I was introduced to Chicago’s Rotofugi gallery and toy store shortly before I moved into the city and it quickly became an obsession. It’s like they just took all of my favorite things in the world, packaged them, and put them on shelves for sale. From figurines of Japanese kaiju monsters to Doctor Who mini-figures to art prints from local and national artists to handmade toys to street art magazines to art books to handmade jewelry (the last, unfortunately, only available in store), Rotofugi is a weird art kid’s dream.
Hey, some people want to fill their lives with Precious Moments figurines, some people want to fill them with cycloptic cats. SUE ME. Just don’t buy the Gipper bust, I’ll have to fight you for it.
When I went to the MoMA, I went not knowing what exactly they had in their collection. I do that with museums — why spoil the fun of discovery? I went to the National Gallery of Art in 2012 and was preoccupied with a Sol LeWitt and a Lawrence Weiner before I rounded the corner and happened upon Tony Smith’s Die, a seminal minimalist artwork that I never dreamed of encountering in person, the kind of artwork that absolutely requires your physical presence in order to actually understand the artwork, and I was floored and overwhelmed by how lucky I felt to be in the same room as this object.

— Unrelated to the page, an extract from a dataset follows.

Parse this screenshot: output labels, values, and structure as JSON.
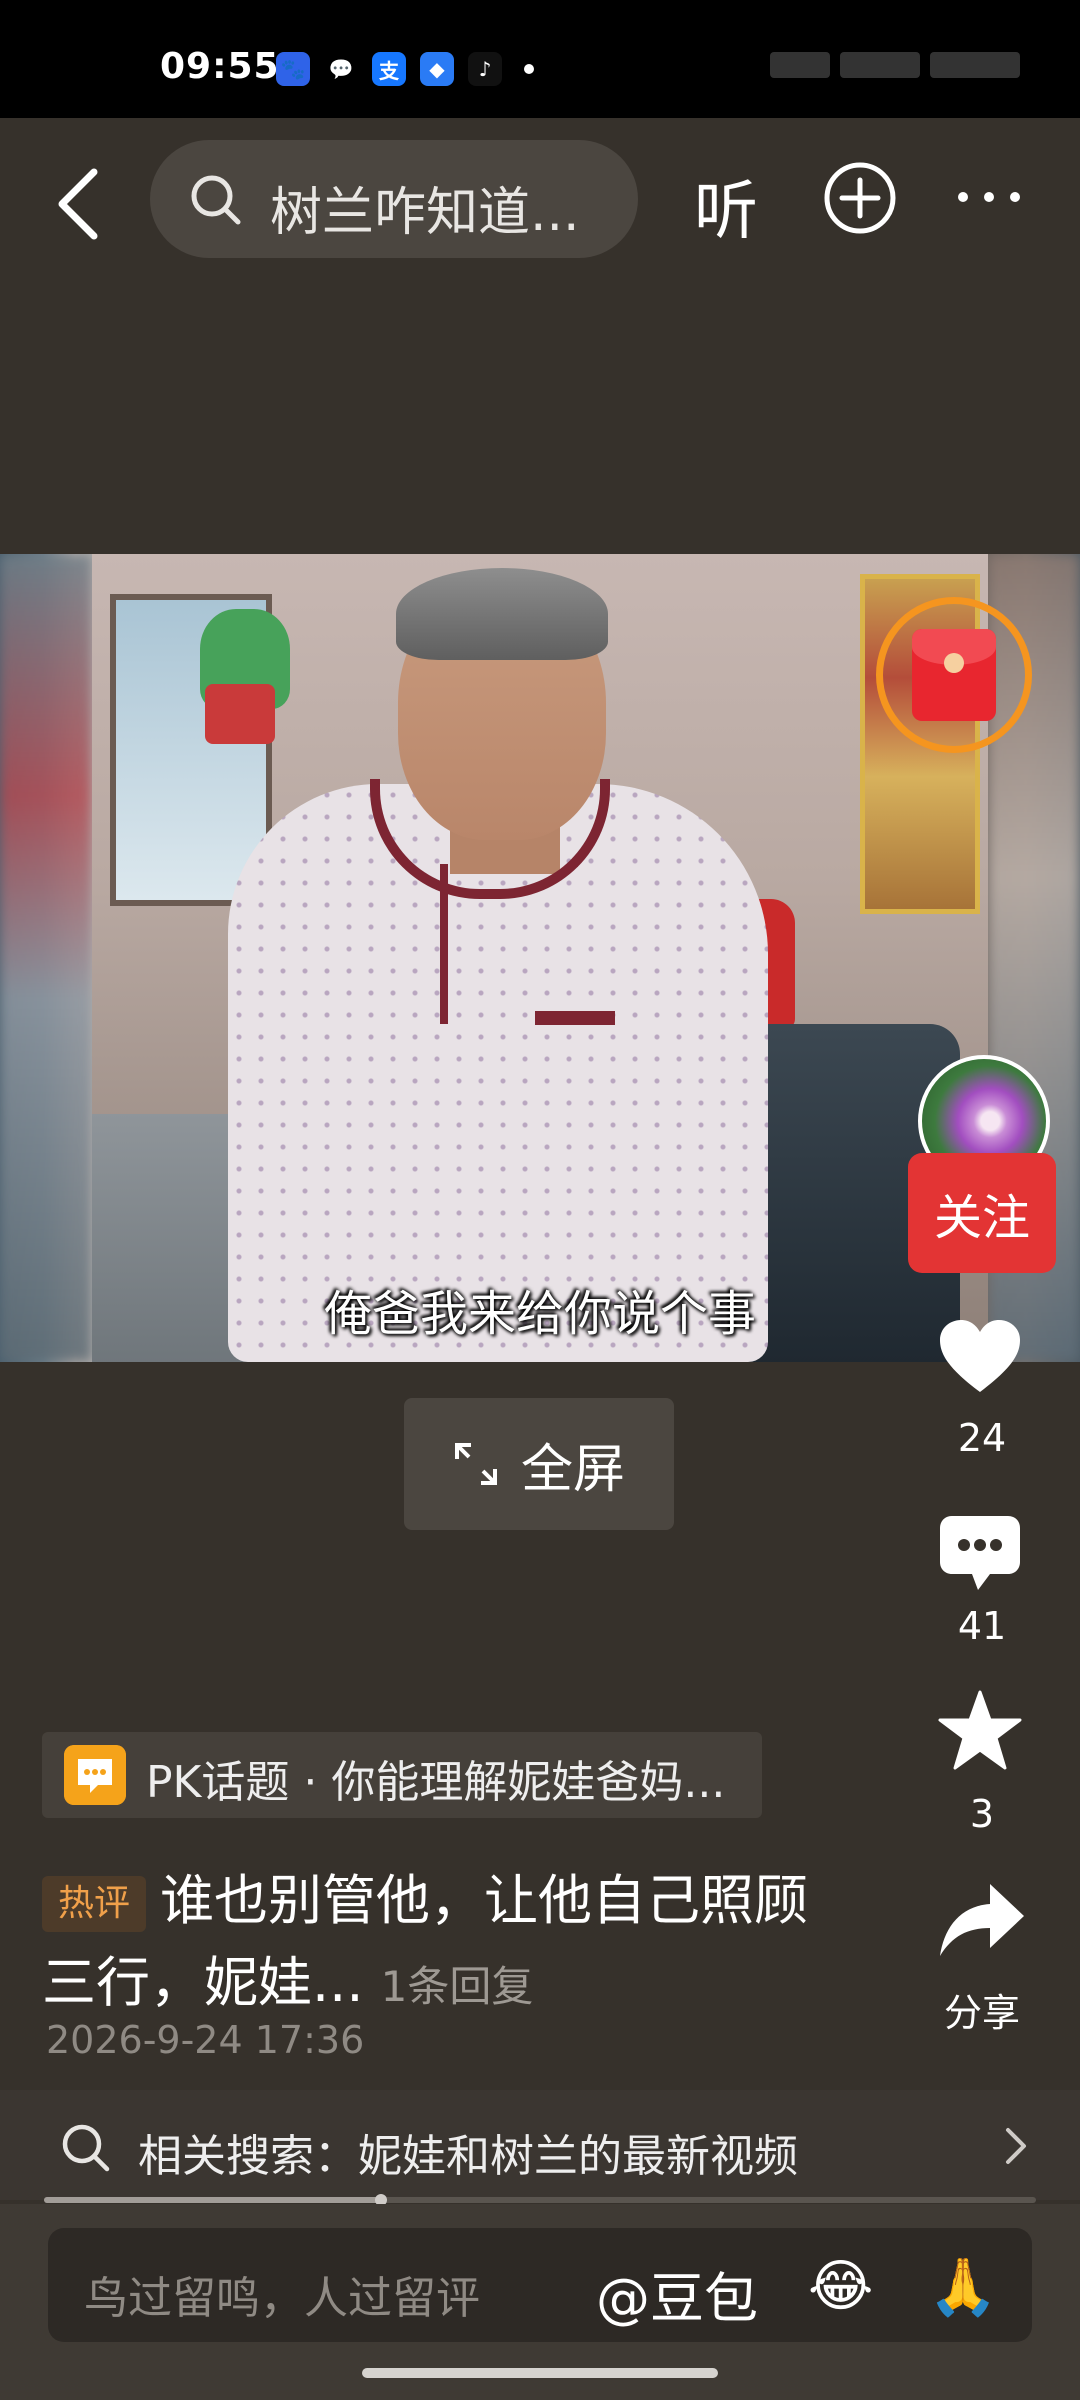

Keep reading »
Every day, we’re bombarded with so many ideas about who we should be and how to look and act that we often lose sight of who we truly are. We all struggle with self-acceptance every once in a while, and need to remind ourselves to love who we’ve become. New York-based Creative Arts Therapist Mallory Denison says art can be therapeutic in helping people to become more compassionate with themselves, and ultimately with others. “People who work on tapping into their true, authentic selves may find themselves happier,” she explains. “Connecting inward is an absolutely core exercise for people who want to work on their self-esteem, self-worth, confidence and happiness.” Try one (or all!) of these simple art exercises to tap into the inner “you” and freely express who you are without fear of judgment. Have fun! Keep reading »
A new book from the genius Margaret Atwood is always news. The author of The Handmaid’s Tale and The Blind Assassin has legions of readers around the world. But when her next book is published, most of them will be dead. That’s because Atwood has written a novel but won’t be publishing it until 2114 — 100 years from now.
It’s not some bizarre posthumous publishing wish, a la J.D. Salinger. Atwood is the first author to contribute a novel to “Future Library,” an art project that collects the texts of 100 books which will not be published until 100 years in the future. Keep reading »